Content starts

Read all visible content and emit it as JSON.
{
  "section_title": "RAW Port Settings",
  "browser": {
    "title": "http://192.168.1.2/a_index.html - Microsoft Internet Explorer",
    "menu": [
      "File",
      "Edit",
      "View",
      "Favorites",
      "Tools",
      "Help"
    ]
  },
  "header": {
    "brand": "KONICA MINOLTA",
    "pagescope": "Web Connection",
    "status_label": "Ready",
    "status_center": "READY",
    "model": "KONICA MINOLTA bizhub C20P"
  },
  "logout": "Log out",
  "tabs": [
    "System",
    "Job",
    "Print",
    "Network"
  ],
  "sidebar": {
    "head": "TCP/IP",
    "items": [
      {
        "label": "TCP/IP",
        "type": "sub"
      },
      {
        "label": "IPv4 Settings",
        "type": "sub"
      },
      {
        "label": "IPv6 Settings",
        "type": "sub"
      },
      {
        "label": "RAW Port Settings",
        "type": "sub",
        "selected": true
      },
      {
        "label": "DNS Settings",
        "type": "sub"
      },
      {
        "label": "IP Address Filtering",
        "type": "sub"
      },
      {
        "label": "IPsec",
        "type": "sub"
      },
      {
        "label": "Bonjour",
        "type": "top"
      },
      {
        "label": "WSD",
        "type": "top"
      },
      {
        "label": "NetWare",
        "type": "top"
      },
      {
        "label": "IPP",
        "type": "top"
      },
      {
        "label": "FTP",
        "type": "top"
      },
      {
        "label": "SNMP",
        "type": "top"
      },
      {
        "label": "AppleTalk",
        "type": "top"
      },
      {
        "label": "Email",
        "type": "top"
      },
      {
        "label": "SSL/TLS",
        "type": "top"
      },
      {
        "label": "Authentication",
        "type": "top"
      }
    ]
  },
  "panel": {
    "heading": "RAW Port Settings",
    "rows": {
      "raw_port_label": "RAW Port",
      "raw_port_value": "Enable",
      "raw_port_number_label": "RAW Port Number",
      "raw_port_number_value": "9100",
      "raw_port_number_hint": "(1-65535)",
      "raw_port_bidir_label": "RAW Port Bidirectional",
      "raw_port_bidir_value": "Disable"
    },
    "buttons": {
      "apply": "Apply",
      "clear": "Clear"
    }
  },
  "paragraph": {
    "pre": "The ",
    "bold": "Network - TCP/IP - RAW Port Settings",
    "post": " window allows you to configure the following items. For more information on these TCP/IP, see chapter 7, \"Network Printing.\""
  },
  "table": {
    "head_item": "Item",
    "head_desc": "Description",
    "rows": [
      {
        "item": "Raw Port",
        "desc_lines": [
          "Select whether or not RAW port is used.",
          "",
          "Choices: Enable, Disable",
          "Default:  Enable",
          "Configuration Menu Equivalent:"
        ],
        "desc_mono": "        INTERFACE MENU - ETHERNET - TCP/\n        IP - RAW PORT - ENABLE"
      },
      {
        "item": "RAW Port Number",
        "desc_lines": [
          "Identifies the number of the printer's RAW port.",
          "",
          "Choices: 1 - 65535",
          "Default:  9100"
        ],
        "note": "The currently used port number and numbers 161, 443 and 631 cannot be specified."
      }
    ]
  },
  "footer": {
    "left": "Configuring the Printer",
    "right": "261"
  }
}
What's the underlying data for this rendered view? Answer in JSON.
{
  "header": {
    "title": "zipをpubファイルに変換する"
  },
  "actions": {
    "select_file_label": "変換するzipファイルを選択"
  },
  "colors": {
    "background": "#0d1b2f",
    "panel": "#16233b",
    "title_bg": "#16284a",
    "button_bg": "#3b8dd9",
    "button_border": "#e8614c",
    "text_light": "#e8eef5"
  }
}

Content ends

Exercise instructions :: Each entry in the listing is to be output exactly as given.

Problem solution ::
Read all visible content and emit it as JSON.
{
  "section_title": "RAW Port Settings",
  "browser": {
    "title": "http://192.168.1.2/a_index.html - Microsoft Internet Explorer",
    "menu": [
      "File",
      "Edit",
      "View",
      "Favorites",
      "Tools",
      "Help"
    ]
  },
  "header": {
    "brand": "KONICA MINOLTA",
    "pagescope": "Web Connection",
    "status_label": "Ready",
    "status_center": "READY",
    "model": "KONICA MINOLTA bizhub C20P"
  },
  "logout": "Log out",
  "tabs": [
    "System",
    "Job",
    "Print",
    "Network"
  ],
  "sidebar": {
    "head": "TCP/IP",
    "items": [
      {
        "label": "TCP/IP",
        "type": "sub"
      },
      {
        "label": "IPv4 Settings",
        "type": "sub"
      },
      {
        "label": "IPv6 Settings",
        "type": "sub"
      },
      {
        "label": "RAW Port Settings",
        "type": "sub",
        "selected": true
      },
      {
        "label": "DNS Settings",
        "type": "sub"
      },
      {
        "label": "IP Address Filtering",
        "type": "sub"
      },
      {
        "label": "IPsec",
        "type": "sub"
      },
      {
        "label": "Bonjour",
        "type": "top"
      },
      {
        "label": "WSD",
        "type": "top"
      },
      {
        "label": "NetWare",
        "type": "top"
      },
      {
        "label": "IPP",
        "type": "top"
      },
      {
        "label": "FTP",
        "type": "top"
      },
      {
        "label": "SNMP",
        "type": "top"
      },
      {
        "label": "AppleTalk",
        "type": "top"
      },
      {
        "label": "Email",
        "type": "top"
      },
      {
        "label": "SSL/TLS",
        "type": "top"
      },
      {
        "label": "Authentication",
        "type": "top"
      }
    ]
  },
  "panel": {
    "heading": "RAW Port Settings",
    "rows": {
      "raw_port_label": "RAW Port",
      "raw_port_value": "Enable",
      "raw_port_number_label": "RAW Port Number",
      "raw_port_number_value": "9100",
      "raw_port_number_hint": "(1-65535)",
      "raw_port_bidir_label": "RAW Port Bidirectional",
      "raw_port_bidir_value": "Disable"
    },
    "buttons": {
      "apply": "Apply",
      "clear": "Clear"
    }
  },
  "paragraph": {
    "pre": "The ",
    "bold": "Network - TCP/IP - RAW Port Settings",
    "post": " window allows you to configure the following items. For more information on these TCP/IP, see chapter 7, \"Network Printing.\""
  },
  "table": {
    "head_item": "Item",
    "head_desc": "Description",
    "rows": [
      {
        "item": "Raw Port",
        "desc_lines": [
          "Select whether or not RAW port is used.",
          "",
          "Choices: Enable, Disable",
          "Default:  Enable",
          "Configuration Menu Equivalent:"
        ],
        "desc_mono": "        INTERFACE MENU - ETHERNET - TCP/\n        IP - RAW PORT - ENABLE"
      },
      {
        "item": "RAW Port Number",
        "desc_lines": [
          "Identifies the number of the printer's RAW port.",
          "",
          "Choices: 1 - 65535",
          "Default:  9100"
        ],
        "note": "The currently used port number and numbers 161, 443 and 631 cannot be specified."
      }
    ]
  },
  "footer": {
    "left": "Configuring the Printer",
    "right": "261"
  }
}
What's the underlying data for this rendered view? Answer in JSON.
{
  "header": {
    "title": "zipをpubファイルに変換する"
  },
  "actions": {
    "select_file_label": "変換するzipファイルを選択"
  },
  "colors": {
    "background": "#0d1b2f",
    "panel": "#16233b",
    "title_bg": "#16284a",
    "button_bg": "#3b8dd9",
    "button_border": "#e8614c",
    "text_light": "#e8eef5"
  }
}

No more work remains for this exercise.